This is always a tough list to put together, but a fun exercise at the end of each year. It seems this year was more about great songs than great albums, but there were still plenty of great full-lengths to consider for the list. Find my top 10 below, plus five more that just didn’t quite make the cut.
1. David Bryne & St. Vincent – Love This Giant
This spot could have easily been given to either of the two albums sitting just beneath it, but it won the edge for me because of the expectations it had to meet. David Byrne and Annie Clark are two amazing and respected artists, so news of their collaboration brought a whole lot of anticipation. With one hell of a horn section, they were able to create an album that exceeded expectations, and one I’ll be spinning for years to come.

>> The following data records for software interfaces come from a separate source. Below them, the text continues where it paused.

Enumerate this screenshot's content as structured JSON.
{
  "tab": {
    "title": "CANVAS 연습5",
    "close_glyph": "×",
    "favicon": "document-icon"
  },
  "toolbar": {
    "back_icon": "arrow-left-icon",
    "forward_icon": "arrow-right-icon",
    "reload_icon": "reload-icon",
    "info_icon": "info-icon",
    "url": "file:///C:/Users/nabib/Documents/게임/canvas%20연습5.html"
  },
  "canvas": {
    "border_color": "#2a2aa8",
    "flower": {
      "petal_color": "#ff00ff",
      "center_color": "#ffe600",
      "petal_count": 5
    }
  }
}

2. Field Report – Field Report
Chris Porterfield’s talents as a songwriter and singer took a long time for him to tap into—his debut self-titled album with his band Field Report was the result of several years of writing. His path to Field Report started a long time ago and included a stint in DeYarmond Edison, Justin Vernon’s band before Bon Iver, but the journey has paid off. Many artists will never write 10 songs as good as the ones on Field Report, let alone put them on the same album.

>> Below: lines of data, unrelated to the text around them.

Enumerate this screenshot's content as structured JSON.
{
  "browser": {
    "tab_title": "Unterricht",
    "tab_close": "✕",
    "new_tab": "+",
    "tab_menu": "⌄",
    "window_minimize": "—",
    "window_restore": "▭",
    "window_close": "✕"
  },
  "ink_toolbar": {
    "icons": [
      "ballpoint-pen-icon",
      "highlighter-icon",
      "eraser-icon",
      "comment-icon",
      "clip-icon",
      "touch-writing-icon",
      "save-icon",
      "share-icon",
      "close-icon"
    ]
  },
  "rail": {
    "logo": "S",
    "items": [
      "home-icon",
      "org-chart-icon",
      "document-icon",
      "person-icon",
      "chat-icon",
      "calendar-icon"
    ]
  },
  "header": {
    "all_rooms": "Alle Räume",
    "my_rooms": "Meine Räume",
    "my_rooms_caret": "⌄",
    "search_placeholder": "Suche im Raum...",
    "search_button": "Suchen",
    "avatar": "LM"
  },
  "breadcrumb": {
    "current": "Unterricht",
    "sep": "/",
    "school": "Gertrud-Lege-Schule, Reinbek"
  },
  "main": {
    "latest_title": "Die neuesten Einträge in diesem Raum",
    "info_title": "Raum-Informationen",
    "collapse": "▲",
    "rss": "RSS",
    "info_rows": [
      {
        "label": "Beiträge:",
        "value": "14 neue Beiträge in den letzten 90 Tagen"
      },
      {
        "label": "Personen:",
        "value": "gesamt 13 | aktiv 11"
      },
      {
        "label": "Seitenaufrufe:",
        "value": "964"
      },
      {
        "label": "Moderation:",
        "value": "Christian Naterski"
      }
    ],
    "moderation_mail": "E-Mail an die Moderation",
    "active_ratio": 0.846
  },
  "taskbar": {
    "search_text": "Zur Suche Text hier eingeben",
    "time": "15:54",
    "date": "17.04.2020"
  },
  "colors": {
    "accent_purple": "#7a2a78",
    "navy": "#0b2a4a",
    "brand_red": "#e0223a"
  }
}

3. Delta Spirit – Delta Spirit
LP3 was yet another step in a new direction for Delta Spirit, who executed a move from San Diego to New York before recording the album. It appears the move impacted this record greatly as the band has leaned towards more modern indie rock, shying away from the Americana label that they only began shedding on 2010’s History From Below. The risk paid off big time, with “Money Saves,” “Empty House,” and “California” highlighting a great, energetic album.
4. Dave Matthews Band – Away From the World
Dave Matthews is not the same writer he used to be, but he still has one of the most talented bands helping bring his songs to life. 2009’s Big Whiskey and the GrooGrux King showed a revitalized group that had struggled to put out great new music for the better part of a decade. They carried that momentum into the studio to record Away From the World and came out with another above-par album that hasn’t received enough critical attention this year.
5. The Wooden Sky – Every Child a Daughter, Every Moon a Sun
If I was making a list of the most under-appreciated bands in the world right now, The Wooden Sky could very well sit at the top of it. Every Child a Daughter… is their third album and yet another display of fine songwriting and craftsmanship from Gavin Gardiner and co. This effort wasn’t quite as amazing as its predecessor, If I Don’t Come Home You’ll Know I’m Gone, but it came pretty damn close.
6. Goodnight, Texas – A Long Life of Living
One of the year’s best kept secrets may not be so unknown for long. Goodnight, Texas, a collaboration between songwriters Patrick Dyer Wolf and Avi Vincour, released their debut LP A Long Life of Living earlier this year and critics have started to notice the heartfelt, gritty folk music coming from the group. These guys captured the attitude of late-nineteenth century blue-collar America with 11 wonderful songs and stories that Wolf and Vincour tell like seasoned vets.
7. Kopecky Family Band – Kids Raising Kids
After releasing 3 LPs during their formative years, Kopecky Family Band finally delivered their debut full-length this fall and did not disappoint. Kids Raising Kids has already earned the Nashville-based sextet accolades across the country, including the title of Artist to Watch this month from Philly’s own WXPN. “My Way,” “Are You Listening,” “Angry Eyes,” and others show a band at the top of their game, organizing their moving parts into great indie rock songs.
8. Strand of Oaks – Dark Shores
Timothy Showalter has done it again. He followed his amazing 2009 debut Leave Ruin with the magnificent, critically beloved Pope Killdragon. This year, he returned with Dark Shores, yet another change-of-pace effort that redefines what we know and love about Showalter’s songwriting. He stripped it all down this time around, with the help of producer John Vanderslice, getting rid of the synthesizers and letting his jaw-dropping voice take the lead.
9. Dan Deacon – America
I regard Dan Deacon’s Bromst (2009) as the greatest electronic music album ever released, so I was keeping my expectations low as I waited for America to arrive this past summer. After all, it’s always difficult to follow a masterpiece. America is not quite as masterful, but reinforces my belief that Dan Deacon is on his own private level in the electronic world.
10. Lushlife – Plateau Vision
The only tougher spot than #1 to decide on for this list was this one, #10. Any of the albums in the honorable mentions list below could have easily fit here, but Plateau Vision gets the nod because of how innovative it is. With his new album, Philly’s Raj Halder, a.k.a. Lushlife has cemented himself as one of the best hip-hop MC/producer in the game today.
Cheers Elephant – Like Wind Blows Fire
Delta Rae – Carry the Fire
Jack White – Blunderbuss
Maps & Atlases – Beware and Be Grateful
Shearwater – Animal Joy